The number of adults in the United States with high blood pressure is staggering: approximately one in three has some level of high blood pressure or hypertension according to the American Heart Association (AHA). When your blood pressure gets too high, you run the risk of experiencing debilitating headaches, fatigue, vision problems, chest pain, difficulty breathing and irregular heartbeat.
It's important to see your doctor regularly because many people are unaware they even have high blood pressure, notes the AHA. Wang says, "Hypertension, hyperlipidemia, and diabetes are probably the most common preventable diseases that if gone undiagnosed and uncontrolled, can lead to serious consequences such as heart disease, heart failure, kidney disease, and stroke."
Regular check-ups can identify elevated blood pressure so you can work to bring it down before it becomes a real issue.
Balding isn't your only option
As most men can attest to, losing hair is just a part of life. Some men lose a lot of their hair earlier in life, while it may take longer for others. According to the American Academy of Dermatology (AAD), there are several reasons this baldness might be wreaking havoc on your hairline. Medicines such as blood thinners, hair care routines, stress, poor nutrition and genetics can all play a role.
Your doctor might recommend a topical treatment, laser treatments, oral medications or even injections to help stimulate hair growth, says the AAD. Since a variety of causes could be the reason for your hair loss, it's important to make an appointment with your doctor to find the solution.
Low testosterone is treatable
If you're feeling tired frequently, notice a reduced sex drive or loss of body hair, you might want to ask your doctor about low testosterone levels, according to the UCF. It's no surprise that men with lower testosterone levels may also have high blood pressure, belly fat and high cholesterol, as they may be correlated.
Fortunately, testing for Low-T is very simple and non-invasive. A routine blood test can tell your doctor everything about your levels and what might be causing their abnormalities. The UCF notes that there are many different treatments for low testosterone, but the correct one depends largely on the health of the individual.
Emotional and mental health is not shameful or weak
Mental health advocates and workers are working tirelessly to banish the stigma around mental health. But this doesn't change the idea of weakness surrounding mental health overnight.
"While mental health issues can affect both men and women, men are less likely to seek mental health treatment and are more likely to die by suicide than women," notes Wang.
The National Alliance on Mental Illness notes many of the ideas or excuses men may come up with for ignoring serious mental health red flags. They say the idea that getting help is a sign of weakness or that men should be able to control their feelings often keeps men suffering longer.

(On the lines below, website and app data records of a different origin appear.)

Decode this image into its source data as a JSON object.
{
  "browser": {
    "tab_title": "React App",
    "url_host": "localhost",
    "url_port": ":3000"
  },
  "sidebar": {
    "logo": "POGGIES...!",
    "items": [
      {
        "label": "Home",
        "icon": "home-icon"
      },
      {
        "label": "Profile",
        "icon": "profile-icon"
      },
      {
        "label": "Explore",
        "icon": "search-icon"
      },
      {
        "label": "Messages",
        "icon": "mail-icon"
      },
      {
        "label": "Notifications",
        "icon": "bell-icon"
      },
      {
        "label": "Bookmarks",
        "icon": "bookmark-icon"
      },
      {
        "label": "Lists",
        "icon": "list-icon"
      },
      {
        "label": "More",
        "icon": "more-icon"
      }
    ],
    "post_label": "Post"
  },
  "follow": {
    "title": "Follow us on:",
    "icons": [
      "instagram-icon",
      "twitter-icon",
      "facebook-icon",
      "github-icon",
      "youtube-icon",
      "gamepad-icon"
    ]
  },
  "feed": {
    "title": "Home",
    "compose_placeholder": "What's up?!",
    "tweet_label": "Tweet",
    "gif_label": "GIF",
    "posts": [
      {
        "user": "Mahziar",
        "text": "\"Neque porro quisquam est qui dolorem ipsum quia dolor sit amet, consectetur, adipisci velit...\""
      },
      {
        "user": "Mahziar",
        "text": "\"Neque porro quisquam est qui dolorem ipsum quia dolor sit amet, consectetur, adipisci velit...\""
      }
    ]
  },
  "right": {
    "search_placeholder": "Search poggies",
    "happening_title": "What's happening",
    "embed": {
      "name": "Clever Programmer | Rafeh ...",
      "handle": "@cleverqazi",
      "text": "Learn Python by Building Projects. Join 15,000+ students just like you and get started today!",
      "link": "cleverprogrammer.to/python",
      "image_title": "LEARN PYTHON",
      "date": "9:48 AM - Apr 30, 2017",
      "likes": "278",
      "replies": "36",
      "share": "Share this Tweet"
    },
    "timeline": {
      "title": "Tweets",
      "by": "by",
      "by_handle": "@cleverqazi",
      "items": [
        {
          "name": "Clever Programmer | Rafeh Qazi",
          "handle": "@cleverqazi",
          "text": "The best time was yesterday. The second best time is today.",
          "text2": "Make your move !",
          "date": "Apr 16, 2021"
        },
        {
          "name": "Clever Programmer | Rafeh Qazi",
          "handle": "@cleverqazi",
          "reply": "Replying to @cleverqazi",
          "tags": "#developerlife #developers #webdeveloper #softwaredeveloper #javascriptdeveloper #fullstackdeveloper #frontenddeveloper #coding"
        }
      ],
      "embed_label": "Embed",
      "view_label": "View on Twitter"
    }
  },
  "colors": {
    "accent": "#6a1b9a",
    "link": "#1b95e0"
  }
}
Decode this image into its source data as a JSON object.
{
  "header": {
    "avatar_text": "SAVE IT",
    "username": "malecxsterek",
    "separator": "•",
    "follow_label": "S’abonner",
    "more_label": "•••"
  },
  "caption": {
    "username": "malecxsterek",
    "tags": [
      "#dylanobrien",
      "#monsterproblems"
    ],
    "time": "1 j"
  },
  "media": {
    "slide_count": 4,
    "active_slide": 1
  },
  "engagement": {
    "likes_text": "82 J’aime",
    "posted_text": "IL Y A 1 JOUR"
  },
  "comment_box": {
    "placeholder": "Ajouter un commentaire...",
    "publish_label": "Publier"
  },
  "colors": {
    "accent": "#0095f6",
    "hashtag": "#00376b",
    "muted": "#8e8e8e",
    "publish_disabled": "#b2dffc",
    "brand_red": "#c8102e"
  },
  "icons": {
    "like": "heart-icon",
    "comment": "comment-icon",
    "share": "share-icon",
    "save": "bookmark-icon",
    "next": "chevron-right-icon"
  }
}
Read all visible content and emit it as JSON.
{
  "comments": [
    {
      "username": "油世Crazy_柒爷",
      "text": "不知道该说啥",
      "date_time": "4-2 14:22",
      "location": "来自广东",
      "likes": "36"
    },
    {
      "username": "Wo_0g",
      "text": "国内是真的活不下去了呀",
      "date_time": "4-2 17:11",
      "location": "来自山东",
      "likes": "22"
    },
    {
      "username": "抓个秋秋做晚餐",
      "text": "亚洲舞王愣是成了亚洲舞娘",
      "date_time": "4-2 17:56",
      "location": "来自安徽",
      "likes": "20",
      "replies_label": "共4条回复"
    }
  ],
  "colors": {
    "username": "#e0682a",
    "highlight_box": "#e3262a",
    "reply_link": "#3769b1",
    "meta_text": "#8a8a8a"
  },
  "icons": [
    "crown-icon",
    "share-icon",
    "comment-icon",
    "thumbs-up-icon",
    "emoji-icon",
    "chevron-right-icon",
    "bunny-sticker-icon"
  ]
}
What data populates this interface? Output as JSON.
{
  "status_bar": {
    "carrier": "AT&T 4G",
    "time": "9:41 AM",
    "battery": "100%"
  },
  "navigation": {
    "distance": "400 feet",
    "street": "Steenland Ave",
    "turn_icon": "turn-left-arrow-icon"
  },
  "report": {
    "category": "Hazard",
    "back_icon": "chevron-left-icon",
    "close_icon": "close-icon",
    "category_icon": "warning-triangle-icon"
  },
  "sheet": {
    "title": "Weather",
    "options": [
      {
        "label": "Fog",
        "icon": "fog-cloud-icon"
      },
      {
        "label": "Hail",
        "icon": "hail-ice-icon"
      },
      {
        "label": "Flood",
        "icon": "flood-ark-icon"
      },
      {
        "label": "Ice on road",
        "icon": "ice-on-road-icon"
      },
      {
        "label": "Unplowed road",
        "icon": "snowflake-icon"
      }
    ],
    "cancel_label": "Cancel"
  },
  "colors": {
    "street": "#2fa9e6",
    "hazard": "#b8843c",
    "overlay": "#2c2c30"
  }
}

While it may not be easy to accept that you might need help, it's crucial. There are many different treatments, medications and forms of therapy that can help you start to feel like yourself again. Talking with a doctor is the first step to healing.
Women play a big role in men's health
Even though women are not responsible for their partner's or husband's health, they can have a big influence.
"Men sometimes need a lot of encouragement to keep a healthy lifestyle and attend annual visits. It’s easier for men to stay healthy when both partners are trying to keep a healthy lifestyle together. Scheduling and attending annual visits with their significant others can also help them be more compliant," says Wang.
By establishing care with a family doctor, husbands and wives can attend appointments together and make healthy improvements as a team.
Men need to take care of themselves for their own health and for their family. Being a part of any family is ensuring the health and well-being of every family member, including the husband/father/son.
Your husband or anyone else in your family can schedule a same-day appointment with a primary care clinic near you by visiting SeeMeSameDay.com